Thankfully, there’s a way to solve the problem with both string-based payloads above: a tag blending technique.
It consists in using the following:
Here’s the DOM view:
So our next vector is straightforward:
Which makes it very hard for a filter to catch the keywords now and the parentheses are hard to be tracked to get blocked but if it’s needed, we can add a couple more “b” elements:
Now for our inner/outerHTML property-based payloads we have something:
Notice the use of HTML Entities this time (there’s also a good list of them here). So we can combine that tag+text blending with HTML entities to increase obfuscation. Again, if any keyword or pattern is getting caught, we just add a couple of elements.
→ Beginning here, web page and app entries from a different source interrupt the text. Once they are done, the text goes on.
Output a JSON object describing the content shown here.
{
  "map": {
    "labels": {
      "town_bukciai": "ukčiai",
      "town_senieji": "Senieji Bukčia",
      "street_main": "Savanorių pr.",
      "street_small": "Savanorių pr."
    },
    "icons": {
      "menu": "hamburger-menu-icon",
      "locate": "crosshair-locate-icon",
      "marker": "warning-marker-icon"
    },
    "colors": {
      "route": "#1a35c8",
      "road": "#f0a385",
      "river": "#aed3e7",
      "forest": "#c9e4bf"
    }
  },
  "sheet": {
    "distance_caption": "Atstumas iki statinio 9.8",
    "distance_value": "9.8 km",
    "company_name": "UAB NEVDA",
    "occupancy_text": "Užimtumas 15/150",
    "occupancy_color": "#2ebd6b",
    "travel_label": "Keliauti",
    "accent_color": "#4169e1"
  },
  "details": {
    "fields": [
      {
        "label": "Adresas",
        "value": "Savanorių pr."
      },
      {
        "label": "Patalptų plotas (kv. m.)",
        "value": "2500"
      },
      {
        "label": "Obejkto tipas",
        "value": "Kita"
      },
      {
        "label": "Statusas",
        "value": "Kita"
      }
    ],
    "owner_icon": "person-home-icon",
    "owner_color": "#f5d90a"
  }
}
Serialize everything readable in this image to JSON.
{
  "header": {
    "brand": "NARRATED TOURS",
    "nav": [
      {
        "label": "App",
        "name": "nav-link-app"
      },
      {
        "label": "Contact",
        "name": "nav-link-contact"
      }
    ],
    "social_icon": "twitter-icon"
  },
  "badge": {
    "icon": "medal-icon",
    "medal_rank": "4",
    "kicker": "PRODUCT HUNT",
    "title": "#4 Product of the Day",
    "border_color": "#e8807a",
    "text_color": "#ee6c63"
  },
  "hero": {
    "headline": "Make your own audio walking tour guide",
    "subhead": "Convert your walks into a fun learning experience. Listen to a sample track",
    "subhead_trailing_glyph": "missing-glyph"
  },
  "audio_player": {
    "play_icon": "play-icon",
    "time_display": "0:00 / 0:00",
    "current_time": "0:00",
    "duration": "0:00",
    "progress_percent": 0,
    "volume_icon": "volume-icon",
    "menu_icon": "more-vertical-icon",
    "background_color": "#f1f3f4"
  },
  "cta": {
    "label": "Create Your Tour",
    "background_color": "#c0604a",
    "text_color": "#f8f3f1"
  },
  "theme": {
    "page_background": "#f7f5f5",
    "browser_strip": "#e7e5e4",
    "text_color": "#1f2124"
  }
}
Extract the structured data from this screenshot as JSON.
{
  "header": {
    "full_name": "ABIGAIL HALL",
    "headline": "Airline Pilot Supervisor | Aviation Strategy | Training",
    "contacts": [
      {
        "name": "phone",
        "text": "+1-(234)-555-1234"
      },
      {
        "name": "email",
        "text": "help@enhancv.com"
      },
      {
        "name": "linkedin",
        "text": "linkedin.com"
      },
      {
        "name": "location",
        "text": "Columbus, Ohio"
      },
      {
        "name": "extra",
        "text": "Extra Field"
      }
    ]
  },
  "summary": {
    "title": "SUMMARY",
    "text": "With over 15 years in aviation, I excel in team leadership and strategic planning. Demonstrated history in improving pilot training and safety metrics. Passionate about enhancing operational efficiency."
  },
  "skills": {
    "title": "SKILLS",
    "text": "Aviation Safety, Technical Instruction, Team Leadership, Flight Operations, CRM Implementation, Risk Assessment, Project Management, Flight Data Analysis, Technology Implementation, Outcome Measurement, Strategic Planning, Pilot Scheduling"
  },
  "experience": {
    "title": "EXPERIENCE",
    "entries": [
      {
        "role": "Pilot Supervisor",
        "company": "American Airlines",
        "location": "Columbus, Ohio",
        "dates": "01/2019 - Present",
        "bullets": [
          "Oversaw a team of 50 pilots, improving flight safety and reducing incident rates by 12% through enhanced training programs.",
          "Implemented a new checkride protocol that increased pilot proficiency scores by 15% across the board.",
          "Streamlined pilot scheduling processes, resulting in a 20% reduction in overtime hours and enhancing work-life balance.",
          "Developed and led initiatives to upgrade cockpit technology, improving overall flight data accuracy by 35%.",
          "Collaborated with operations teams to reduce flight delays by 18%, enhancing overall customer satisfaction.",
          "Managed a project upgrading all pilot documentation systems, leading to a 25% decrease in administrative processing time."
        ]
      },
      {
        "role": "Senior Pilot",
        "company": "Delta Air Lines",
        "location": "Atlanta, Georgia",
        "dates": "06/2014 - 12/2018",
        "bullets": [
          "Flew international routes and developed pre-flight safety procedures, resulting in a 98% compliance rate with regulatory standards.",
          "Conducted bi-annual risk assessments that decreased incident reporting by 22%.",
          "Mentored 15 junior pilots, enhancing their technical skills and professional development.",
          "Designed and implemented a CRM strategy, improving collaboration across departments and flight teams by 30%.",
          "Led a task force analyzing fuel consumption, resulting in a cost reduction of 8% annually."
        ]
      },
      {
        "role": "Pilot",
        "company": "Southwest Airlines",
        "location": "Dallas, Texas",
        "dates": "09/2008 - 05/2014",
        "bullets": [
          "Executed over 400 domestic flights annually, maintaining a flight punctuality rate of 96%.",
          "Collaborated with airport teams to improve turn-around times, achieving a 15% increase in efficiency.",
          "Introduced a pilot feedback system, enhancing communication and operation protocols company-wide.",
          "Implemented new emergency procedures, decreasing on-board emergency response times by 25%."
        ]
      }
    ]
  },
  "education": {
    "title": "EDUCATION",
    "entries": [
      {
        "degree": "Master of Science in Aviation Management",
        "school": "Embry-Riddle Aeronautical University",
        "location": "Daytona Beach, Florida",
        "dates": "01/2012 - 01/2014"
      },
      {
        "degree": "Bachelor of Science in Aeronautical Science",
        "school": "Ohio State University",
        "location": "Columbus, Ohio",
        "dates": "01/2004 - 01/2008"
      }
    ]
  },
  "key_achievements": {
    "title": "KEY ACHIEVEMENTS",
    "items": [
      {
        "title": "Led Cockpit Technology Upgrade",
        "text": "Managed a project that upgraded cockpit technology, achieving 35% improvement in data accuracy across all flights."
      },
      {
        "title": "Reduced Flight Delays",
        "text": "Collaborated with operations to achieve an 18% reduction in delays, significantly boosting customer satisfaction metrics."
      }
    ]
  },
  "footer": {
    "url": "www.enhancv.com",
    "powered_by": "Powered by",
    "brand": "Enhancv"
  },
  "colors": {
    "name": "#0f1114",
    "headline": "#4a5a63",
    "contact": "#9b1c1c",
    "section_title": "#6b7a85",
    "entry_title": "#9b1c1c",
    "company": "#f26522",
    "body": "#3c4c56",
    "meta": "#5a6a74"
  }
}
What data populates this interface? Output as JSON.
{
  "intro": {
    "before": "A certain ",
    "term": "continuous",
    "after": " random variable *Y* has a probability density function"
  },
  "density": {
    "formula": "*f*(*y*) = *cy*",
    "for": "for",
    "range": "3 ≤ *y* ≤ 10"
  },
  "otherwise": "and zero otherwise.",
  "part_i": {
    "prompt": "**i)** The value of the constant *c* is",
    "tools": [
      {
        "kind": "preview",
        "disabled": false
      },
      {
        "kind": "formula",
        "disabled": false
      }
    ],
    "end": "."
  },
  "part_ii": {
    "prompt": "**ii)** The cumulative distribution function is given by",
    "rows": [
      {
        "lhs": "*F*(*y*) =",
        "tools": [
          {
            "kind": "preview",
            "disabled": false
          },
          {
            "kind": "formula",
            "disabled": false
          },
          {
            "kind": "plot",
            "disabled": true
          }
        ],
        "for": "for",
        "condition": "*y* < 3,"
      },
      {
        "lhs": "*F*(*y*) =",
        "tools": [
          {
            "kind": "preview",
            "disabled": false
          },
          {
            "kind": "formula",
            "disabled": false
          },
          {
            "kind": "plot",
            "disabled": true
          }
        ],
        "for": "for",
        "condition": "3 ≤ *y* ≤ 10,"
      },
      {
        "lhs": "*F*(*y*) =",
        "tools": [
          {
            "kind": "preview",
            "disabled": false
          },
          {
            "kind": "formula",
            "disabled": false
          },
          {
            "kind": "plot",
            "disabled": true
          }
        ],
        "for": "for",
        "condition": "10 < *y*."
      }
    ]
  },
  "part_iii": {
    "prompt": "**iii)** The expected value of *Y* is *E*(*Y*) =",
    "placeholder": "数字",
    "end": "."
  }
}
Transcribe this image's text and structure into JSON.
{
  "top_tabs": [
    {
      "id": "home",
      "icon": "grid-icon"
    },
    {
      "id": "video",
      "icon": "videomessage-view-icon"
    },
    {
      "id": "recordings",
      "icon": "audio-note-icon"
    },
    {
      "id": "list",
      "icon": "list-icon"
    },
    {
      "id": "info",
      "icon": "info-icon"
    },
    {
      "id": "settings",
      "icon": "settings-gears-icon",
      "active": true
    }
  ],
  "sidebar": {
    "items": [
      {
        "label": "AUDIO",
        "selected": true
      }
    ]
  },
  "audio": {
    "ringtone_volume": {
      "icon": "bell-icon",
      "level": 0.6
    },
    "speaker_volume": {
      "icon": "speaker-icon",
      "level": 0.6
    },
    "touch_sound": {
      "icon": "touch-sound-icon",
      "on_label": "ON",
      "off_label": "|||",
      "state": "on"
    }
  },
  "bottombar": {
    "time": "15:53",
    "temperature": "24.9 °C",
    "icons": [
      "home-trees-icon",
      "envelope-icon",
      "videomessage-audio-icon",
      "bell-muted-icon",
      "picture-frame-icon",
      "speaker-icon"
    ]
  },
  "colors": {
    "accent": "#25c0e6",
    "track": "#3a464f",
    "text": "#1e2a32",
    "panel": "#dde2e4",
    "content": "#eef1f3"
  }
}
Almost all valid XHTML element can be used (regular and arbitrary tags) like in the following:
But it’s always better to use regular, allowed HTML like <b>, <s>, <u> just in case to not get worried about that stage of the payload. In fact, all we need to do when approaching a filter is to make this pass:
And the rest will be easier. For property3 we have “textContent” as alternative and for property2 we have several other ones like “previousSibling” (with the tag blending coming before the main vector). Check here for more.
Now, a last trick: besides using keyword splitting to evade filter for those property names like document[‘loca’+’tion’] or nextSibling[‘inner’+’Text’] with maybe some optional chaining, we can also map the node of the DOM tree we want to point our payload to (the “nextSibling” used in our examples) in the following way:
By using console.log(document.all) in console (Browser Developer Tools – F12) we are able to see the document.all’s index of our injected elements. We take the first “b” element right after our SVG one, building this:
Although document.all is deprecated, it’s still valid, useful and makes the payload shorter. The other property (“innerText” in this case) can also be hidden inside an attribute of the main element, usually “id” as we will see below in the first tweet about these vectors.
For the record, this was discovered/built more than 1 year ago but it was now revisited to provide a detailed insight into the technique.
— Rodolfo Assis (@rodoassis) April 21, 2021